Information Today Europe provides this section as a service to its readers and customers.

All content presented within the press release section is that of the submitter. Information Today Europe does not necessarily endorse such content and bears no responsibility or liability for its accuracy.

European Commission recognises importance of copyright

The EC recognises the importance of copyright for content creators in key new proposals.



Two key documents affecting online copyright- the IPR Strategy and the Draft directive on Orphan Works - are published by the European Commission this week, both incorporating ideas and proposals made by the European Publishers Council that will help sure up innovation and investment in the online content sectors. The EPC represents 29 chairmen and CEOs of leading European media corporations actively involved in multimedia markets spanning newspaper, magazine, book, journal, internet and online database publishers, and radio and TV broadcasting.

The IPR strategy, that also covers patents, trademarks, as well as copyright and an action plan against counterfeiting and piracy, includes reference to initiatives based on the EPC's "Big Idea" on automated and integrated standards based rights management.[1]

EPC Executive Director Angela Mills Wade said: "We welcome the Commission's strategy that acknowledges that copyright is a major enabler in the internet economy, encouraging the creation of diverse, authoritative, quality content and giving creators the incentive to make their content available on the net. The Commission also recognizes the importance of safeguarding rights that journalists and publishers have over the use of their works on the internet, in particular in relation to aggregation services."

The EPC notes that the strategy also mentions that the Commission may be considering a "European Copyright Code" that could lead to new legislation. The EPC reiterates its long-held position that copyright law itself is fit for the 21st century - and that what is needed is new technology to make it work in the online environment. The EPC has been working on developing new technology with other content industries, with projects such as the "Big Idea" being launched on 17 June at the Commission's Digital Assembly in Brussels, and the ACAP[2]  project that is working to create new tools for the communication of permissions online.

In the Orphan Works draft directive, governing the use of published works where the author is unknown, the EPC is delighted to see that the Commission has included "end of orphan status" - that is that rights holders can come forward and end the orphan works status at any time. The Commission also includes "Mutual recognition" meaning that a work that is considered orphan in one member States, is orphan in all Member States - thus ensuring legal certainty for those seeking to use the works.
The European Parliament will now provide an opinion on the proposal.
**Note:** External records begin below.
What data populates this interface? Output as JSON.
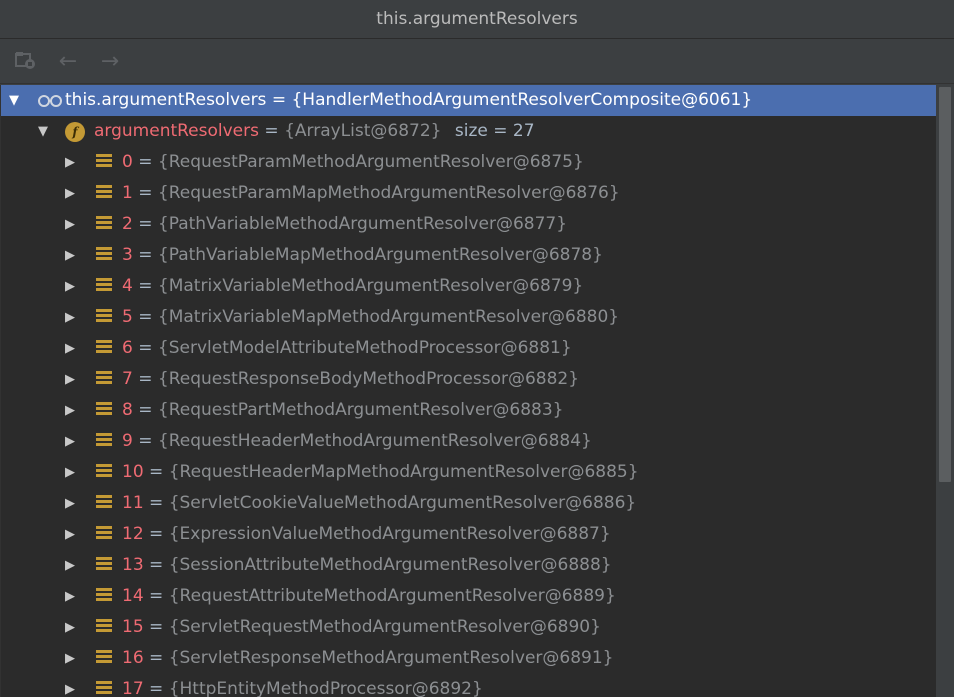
{
  "window": {
    "title": "this.argumentResolvers"
  },
  "toolbar": {
    "buttons": [
      {
        "name": "frames-icon"
      },
      {
        "name": "back-arrow-icon",
        "glyph": "←"
      },
      {
        "name": "forward-arrow-icon",
        "glyph": "→"
      }
    ]
  },
  "tree": {
    "root": {
      "name": "this.argumentResolvers",
      "value": "{HandlerMethodArgumentResolverComposite@6061}"
    },
    "field": {
      "name": "argumentResolvers",
      "value": "{ArrayList@6872}",
      "size_label": "size = 27"
    },
    "items": [
      {
        "index": "0",
        "value": "{RequestParamMethodArgumentResolver@6875}"
      },
      {
        "index": "1",
        "value": "{RequestParamMapMethodArgumentResolver@6876}"
      },
      {
        "index": "2",
        "value": "{PathVariableMethodArgumentResolver@6877}"
      },
      {
        "index": "3",
        "value": "{PathVariableMapMethodArgumentResolver@6878}"
      },
      {
        "index": "4",
        "value": "{MatrixVariableMethodArgumentResolver@6879}"
      },
      {
        "index": "5",
        "value": "{MatrixVariableMapMethodArgumentResolver@6880}"
      },
      {
        "index": "6",
        "value": "{ServletModelAttributeMethodProcessor@6881}"
      },
      {
        "index": "7",
        "value": "{RequestResponseBodyMethodProcessor@6882}"
      },
      {
        "index": "8",
        "value": "{RequestPartMethodArgumentResolver@6883}"
      },
      {
        "index": "9",
        "value": "{RequestHeaderMethodArgumentResolver@6884}"
      },
      {
        "index": "10",
        "value": "{RequestHeaderMapMethodArgumentResolver@6885}"
      },
      {
        "index": "11",
        "value": "{ServletCookieValueMethodArgumentResolver@6886}"
      },
      {
        "index": "12",
        "value": "{ExpressionValueMethodArgumentResolver@6887}"
      },
      {
        "index": "13",
        "value": "{SessionAttributeMethodArgumentResolver@6888}"
      },
      {
        "index": "14",
        "value": "{RequestAttributeMethodArgumentResolver@6889}"
      },
      {
        "index": "15",
        "value": "{ServletRequestMethodArgumentResolver@6890}"
      },
      {
        "index": "16",
        "value": "{ServletResponseMethodArgumentResolver@6891}"
      },
      {
        "index": "17",
        "value": "{HttpEntityMethodProcessor@6892}"
      }
    ]
  },
  "colors": {
    "selection": "#4b6eaf",
    "field_name": "#ef6b73",
    "value_text": "#8c8f92",
    "icon_gold": "#c49a35"
  }
}
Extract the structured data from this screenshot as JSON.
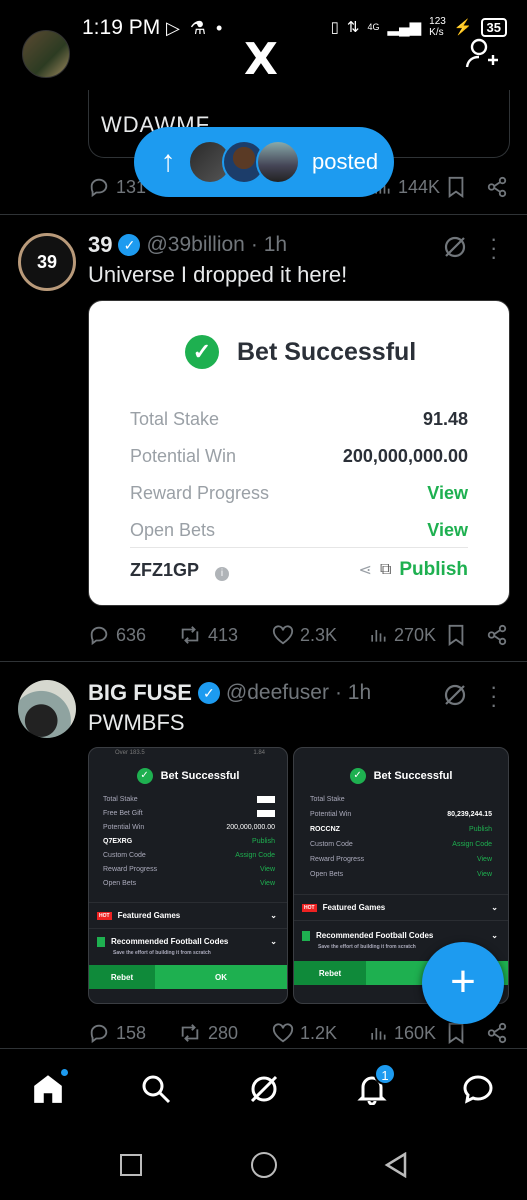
{
  "status_bar": {
    "time": "1:19 PM",
    "network": "4G",
    "speed": "123",
    "speed_unit": "K/s",
    "battery": "35"
  },
  "header": {
    "logo": "X"
  },
  "previous_tweet": {
    "card_text": "WDAWMF",
    "replies": "131",
    "views": "144K"
  },
  "new_posts_pill": {
    "label": "posted"
  },
  "tweets": [
    {
      "avatar_text": "39",
      "name": "39",
      "handle": "@39billion",
      "time": "· 1h",
      "text": "Universe I dropped it here!",
      "bet_card": {
        "title": "Bet Successful",
        "rows": [
          {
            "label": "Total Stake",
            "value": "91.48",
            "green": false
          },
          {
            "label": "Potential Win",
            "value": "200,000,000.00",
            "green": false
          },
          {
            "label": "Reward Progress",
            "value": "View",
            "green": true
          },
          {
            "label": "Open Bets",
            "value": "View",
            "green": true
          }
        ],
        "code": "ZFZ1GP",
        "publish": "Publish"
      },
      "replies": "636",
      "reposts": "413",
      "likes": "2.3K",
      "views": "270K"
    },
    {
      "name": "BIG FUSE",
      "handle": "@deefuser",
      "time": "· 1h",
      "text": "PWMBFS",
      "shots": [
        {
          "top_left": "Over 183.5",
          "top_right": "1.84",
          "title": "Bet Successful",
          "rows": [
            {
              "label": "Total Stake",
              "value": "",
              "kind": "blank"
            },
            {
              "label": "Free Bet Gift",
              "value": "",
              "kind": "blank"
            },
            {
              "label": "Potential Win",
              "value": "200,000,000.00",
              "kind": "plain"
            },
            {
              "label": "Q7EXRG",
              "value": "Publish",
              "kind": "green"
            },
            {
              "label": "Custom Code",
              "value": "Assign Code",
              "kind": "green"
            },
            {
              "label": "Reward Progress",
              "value": "View",
              "kind": "green"
            },
            {
              "label": "Open Bets",
              "value": "View",
              "kind": "green"
            }
          ],
          "featured": "Featured Games",
          "hot": "HOT",
          "recommended": "Recommended Football Codes",
          "recommended_sub": "Save the effort of building it from scratch",
          "rebet": "Rebet",
          "ok": "OK"
        },
        {
          "title": "Bet Successful",
          "rows": [
            {
              "label": "Total Stake",
              "value": "",
              "kind": "none"
            },
            {
              "label": "Potential Win",
              "value": "80,239,244.15",
              "kind": "plain"
            },
            {
              "label": "ROCCNZ",
              "value": "Publish",
              "kind": "green"
            },
            {
              "label": "Custom Code",
              "value": "Assign Code",
              "kind": "green"
            },
            {
              "label": "Reward Progress",
              "value": "View",
              "kind": "green"
            },
            {
              "label": "Open Bets",
              "value": "View",
              "kind": "green"
            }
          ],
          "featured": "Featured Games",
          "hot": "HOT",
          "recommended": "Recommended Football Codes",
          "recommended_sub": "Save the effort of building it from scratch",
          "rebet": "Rebet"
        }
      ],
      "replies": "158",
      "reposts": "280",
      "likes": "1.2K",
      "views": "160K"
    }
  ],
  "fab": {
    "label": "+"
  },
  "bottom_nav": {
    "notifications_badge": "1"
  },
  "colors": {
    "accent": "#1d9bf0",
    "success": "#1eb050",
    "background": "#000000"
  }
}
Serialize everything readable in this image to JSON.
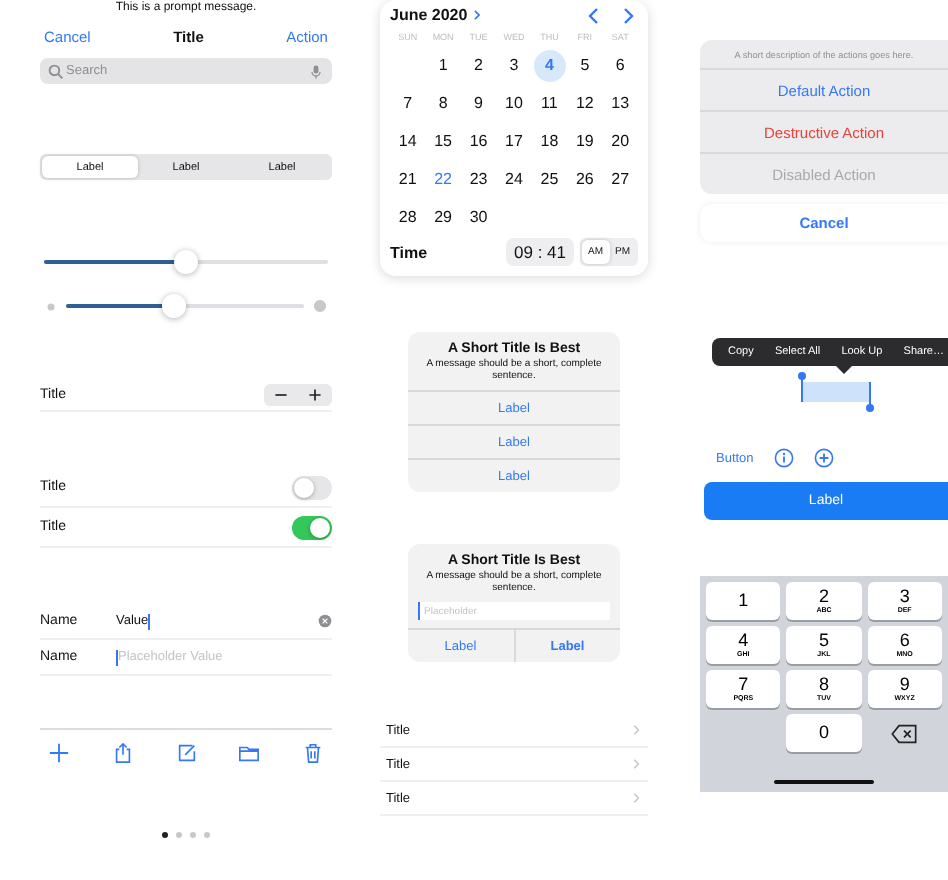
{
  "prompt_message": "This is a prompt message.",
  "nav_bar": {
    "left": "Cancel",
    "title": "Title",
    "right": "Action"
  },
  "search": {
    "placeholder": "Search"
  },
  "segmented_control": [
    {
      "label": "Label",
      "selected": true
    },
    {
      "label": "Label",
      "selected": false
    },
    {
      "label": "Label",
      "selected": false
    }
  ],
  "sliders": [
    {
      "kind": "plain",
      "level": 0.5
    },
    {
      "kind": "with_icons",
      "level": 0.45
    }
  ],
  "stepper_row": {
    "title": "Title"
  },
  "switch_rows": [
    {
      "title": "Title",
      "on": false
    },
    {
      "title": "Title",
      "on": true
    }
  ],
  "form_rows": [
    {
      "label": "Name",
      "value": "Value",
      "focused": true
    },
    {
      "label": "Name",
      "placeholder": "Placeholder Value",
      "focused": true
    }
  ],
  "page_dots": [
    {
      "selected": true
    },
    {
      "selected": false
    },
    {
      "selected": false
    },
    {
      "selected": false
    }
  ],
  "calendar": {
    "month": "June 2020",
    "weekdays": [
      "SUN",
      "MON",
      "TUE",
      "WED",
      "THU",
      "FRI",
      "SAT"
    ],
    "weeks": [
      [
        {
          "day": "1",
          "selected": false,
          "today": false
        },
        {
          "day": "2",
          "selected": false,
          "today": false
        },
        {
          "day": "3",
          "selected": false,
          "today": false
        },
        {
          "day": "4",
          "selected": true,
          "today": false
        },
        {
          "day": "5",
          "selected": false,
          "today": false
        },
        {
          "day": "6",
          "selected": false,
          "today": false
        }
      ],
      [
        {
          "day": "7",
          "selected": false,
          "today": false
        },
        {
          "day": "8",
          "selected": false,
          "today": false
        },
        {
          "day": "9",
          "selected": false,
          "today": false
        },
        {
          "day": "10",
          "selected": false,
          "today": false
        },
        {
          "day": "11",
          "selected": false,
          "today": false
        },
        {
          "day": "12",
          "selected": false,
          "today": false
        },
        {
          "day": "13",
          "selected": false,
          "today": false
        }
      ],
      [
        {
          "day": "14",
          "selected": false,
          "today": false
        },
        {
          "day": "15",
          "selected": false,
          "today": false
        },
        {
          "day": "16",
          "selected": false,
          "today": false
        },
        {
          "day": "17",
          "selected": false,
          "today": false
        },
        {
          "day": "18",
          "selected": false,
          "today": false
        },
        {
          "day": "19",
          "selected": false,
          "today": false
        },
        {
          "day": "20",
          "selected": false,
          "today": false
        }
      ],
      [
        {
          "day": "21",
          "selected": false,
          "today": false
        },
        {
          "day": "22",
          "selected": false,
          "today": true
        },
        {
          "day": "23",
          "selected": false,
          "today": false
        },
        {
          "day": "24",
          "selected": false,
          "today": false
        },
        {
          "day": "25",
          "selected": false,
          "today": false
        },
        {
          "day": "26",
          "selected": false,
          "today": false
        },
        {
          "day": "27",
          "selected": false,
          "today": false
        }
      ],
      [
        {
          "day": "28",
          "selected": false,
          "today": false
        },
        {
          "day": "29",
          "selected": false,
          "today": false
        },
        {
          "day": "30",
          "selected": false,
          "today": false
        }
      ]
    ],
    "time_label": "Time",
    "time": "09 : 41",
    "periods": [
      {
        "label": "AM",
        "selected": true
      },
      {
        "label": "PM",
        "selected": false
      }
    ]
  },
  "alert": {
    "title": "A Short Title Is Best",
    "message": "A message should be a short, complete sentence.",
    "actions": [
      {
        "label": "Label",
        "bold": false
      },
      {
        "label": "Label",
        "bold": false
      },
      {
        "label": "Label",
        "bold": false
      }
    ]
  },
  "input_alert": {
    "title": "A Short Title Is Best",
    "message": "A message should be a short, complete sentence.",
    "field": {
      "placeholder": "Placeholder"
    },
    "actions": [
      {
        "label": "Label",
        "bold": false
      },
      {
        "label": "Label",
        "bold": true
      }
    ]
  },
  "list": [
    {
      "title": "Title"
    },
    {
      "title": "Title"
    },
    {
      "title": "Title"
    }
  ],
  "action_sheet": {
    "description": "A short description of the actions goes here.",
    "actions": [
      {
        "label": "Default Action",
        "kind": "default"
      },
      {
        "label": "Destructive Action",
        "kind": "destructive"
      },
      {
        "label": "Disabled Action",
        "kind": "disabled"
      }
    ],
    "cancel": "Cancel"
  },
  "edit_menu": [
    "Copy",
    "Select All",
    "Look Up",
    "Share…"
  ],
  "text_button": "Button",
  "filled_button": "Label",
  "keypad": [
    {
      "digit": "1"
    },
    {
      "digit": "2",
      "letters": "ABC"
    },
    {
      "digit": "3",
      "letters": "DEF"
    },
    {
      "digit": "4",
      "letters": "GHI"
    },
    {
      "digit": "5",
      "letters": "JKL"
    },
    {
      "digit": "6",
      "letters": "MNO"
    },
    {
      "digit": "7",
      "letters": "PQRS"
    },
    {
      "digit": "8",
      "letters": "TUV"
    },
    {
      "digit": "9",
      "letters": "WXYZ"
    },
    {
      "digit": "0"
    }
  ]
}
Angela Mills Wade concluded: "Both documents recognize that the creative economy is only as good as the available content, regardless of the methods of distribution. The Internet is an incredible vehicle for knowledge distribution. With good, 21st century tools to ensure that copyright law is workable whether on- or offline, content creators will have the confidence to make their intellectual property available for the benefit of business, consumers and the wider society."
For further information, contact Heidi Lambert on Tel: +44 1245 476 265 or visit <>

Commission sets out "blueprint" for Intellectual Property Rights to boost creativity and innovation <;format=HTML&amp;aged=0&amp;language=EN&amp;guiLanguage=en>  
Intellectual Property Strategy - Frequently Asked Questions <;format=HTML&amp;aged=0&amp;language=EN&amp;guiLanguage=en>  
Orphan works - Frequently asked questions <;format=HTML&amp;aged=0&amp;language=EN&amp;guiLanguage=en>

European Commission
Editorial Contact:
Heidi Lambert
01245 476 265